In my parlance, a good day is one with clear blue skies and, assuming summer, a warm temperature in the mid-20s centigrade. A quite nice day would be a dry day with scattered cloud and sunny intervals with a consequently slightly lower temperature in, say, the low-20s centigrade.
In western Scotland it is necessary to adjust one’s yard stick when it comes to describing the quality of the day. Here, a good day is one with total cloud cover that remains dry all day long and may hit the dizzying heights of 16°C. An exceptional day will include the occasional tiny glimpse of blue which is swallowed by the clouds almost the instant it appears. A quite nice day is one with ten tenths cloud cover and rain for part but not all of the day.
After yesterday with close to 24 hours of rain, Francine peered out of Guillaume this morning and, having adjusted her levels of expectation muttered, “it’s quite nice out there now”. Today dawned with solid cloud cover but without rain … as yet. There were even a few fleeting beams of light hitting the opposite side of Loch Linnhe. Yes, we could actually see the opposite side of the loch. We decided to investigate those occasional light patches on the Ardnamurchan peninsular, the opposite side of the lock. Our mental end goal was yet another RSPB reserve at Glenborrodale where, supposedly, we might be lucky enough to glimpse our first Highland Darter, Sympetrum (striolatum) nigrescens.

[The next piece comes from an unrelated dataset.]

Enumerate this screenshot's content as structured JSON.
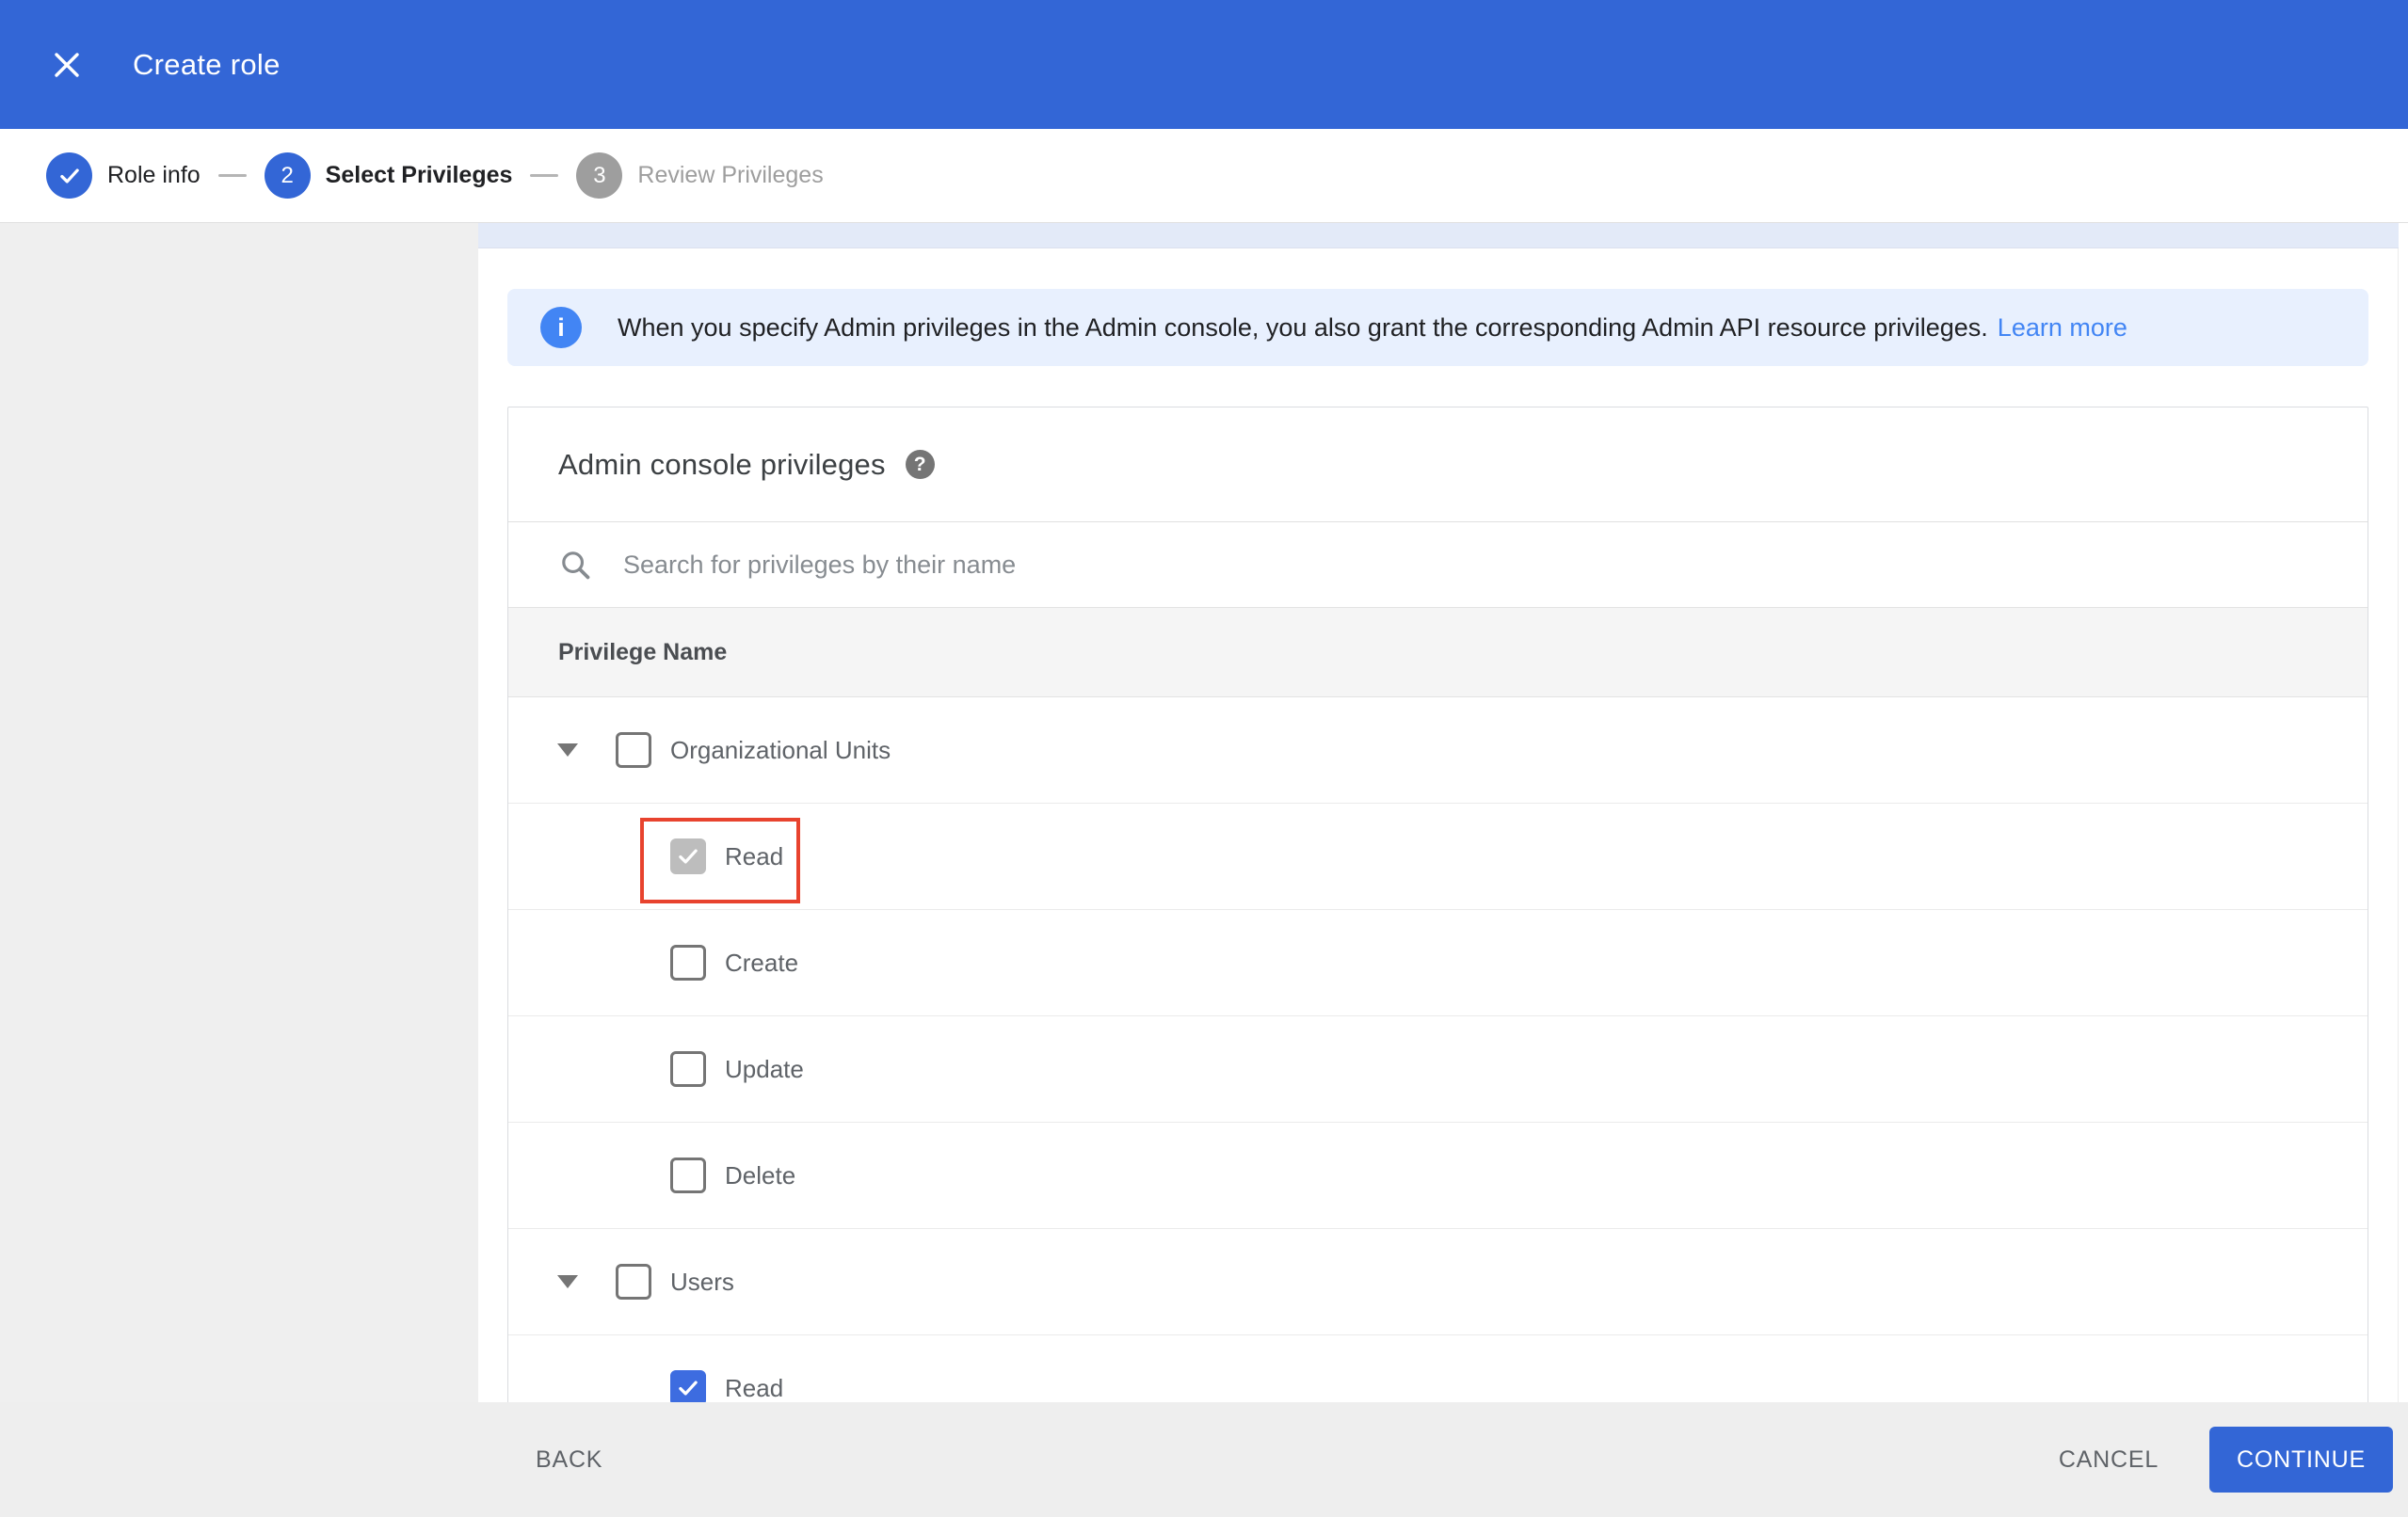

Getting to the other side of Loch Linnhe looked like fun since it involved the Corran ferry, the port being less than a mile from our campsite. The ferry saves a 50-mile or so drive around the end of the loch so we didn’t mind putting the £7.00 fare into local hands rather than the hands of the money-grabbing oil companies. The journey, including loading, crossing and unloading, takes up to 20 minutes. The ferry is a strange looking affair and is clearly purpose built with its loading ramps sticking out at about 45° at either end. This design makes the boat looked curved. We drove on and of at the required wacky angle and were on our way.
The next stage of our route took us along Glen Tabert and beside another sea loch, Loch Sunart, which, given a little subdued light, even if no sun, looked satisfyingly picturesque with small white buildings nestling in the shores and boats resting at anchor.
At Strontian, which gave its name to the element Strontium when it was first discovered there, the road became a single track with passing places. Most folks were good about driving cautiously and using the passing places intelligently. Progress is naturally slow on such a road but we eventually covered the distance to Glenborrodale and, having forgotten to bring the RSPB book [brilliant!], even managed to find the RSPB reserve.
Given the persistent rain in this neck of the woods, conditions were v. muddy underfoot. We climbed up and saw hardly any wee beasties moving at all, far less any dragonflies. Having reached the high point, I’d all but given up when, on a short section of boardwalk, I was definitely flown at. We needed some serious flushing and stalking techniques but a lone dragonfly eventually settled in an accessible position; a female and here she is. I initially thought she was a Black Darter (Sympetrum danae) but it lacks the diagnostic black triangle atop the thorax and I’m now pretty sure this is my sought after Highland Darter, though I’ll need to get that confirmed.
The day’s rain began as we arrived back at the car so we abandoned our original itinerary and returned the way we’d come. Swarms of motorcycles – we must have seen 50+ – were outbound while we were inbound. Although a motorcycle with panniers is over half the width of a car – I know ‘cos I used to ride them – for some reason these numbskulls generally didn’t think it necessary to pause in the passing places, they just forced their way through and, at one point, forced my near side wheels off the road taking avoiding action. Curiously foolhardy, considering their vulnerability, I thought.
There were two other dipsticks on the road in the shape of two white van men – builders in a rush. Whilst the road had a 60 limit, I thought 55 was sufficient given the frequent bends but Messrs Dickhead and Plonker chose to overtake approaching some of the blind bends and blast on ahead. Fortunately, they didn’t meet any more of the swarming motorcyclists – that would have created an interesting game of chicken. We met them waiting in the queue for the Corran ferry where they had to wait for another five minutes. Interesting mentality.
We invested another £7.00 in a pleasantly unrushed return ferry crossing.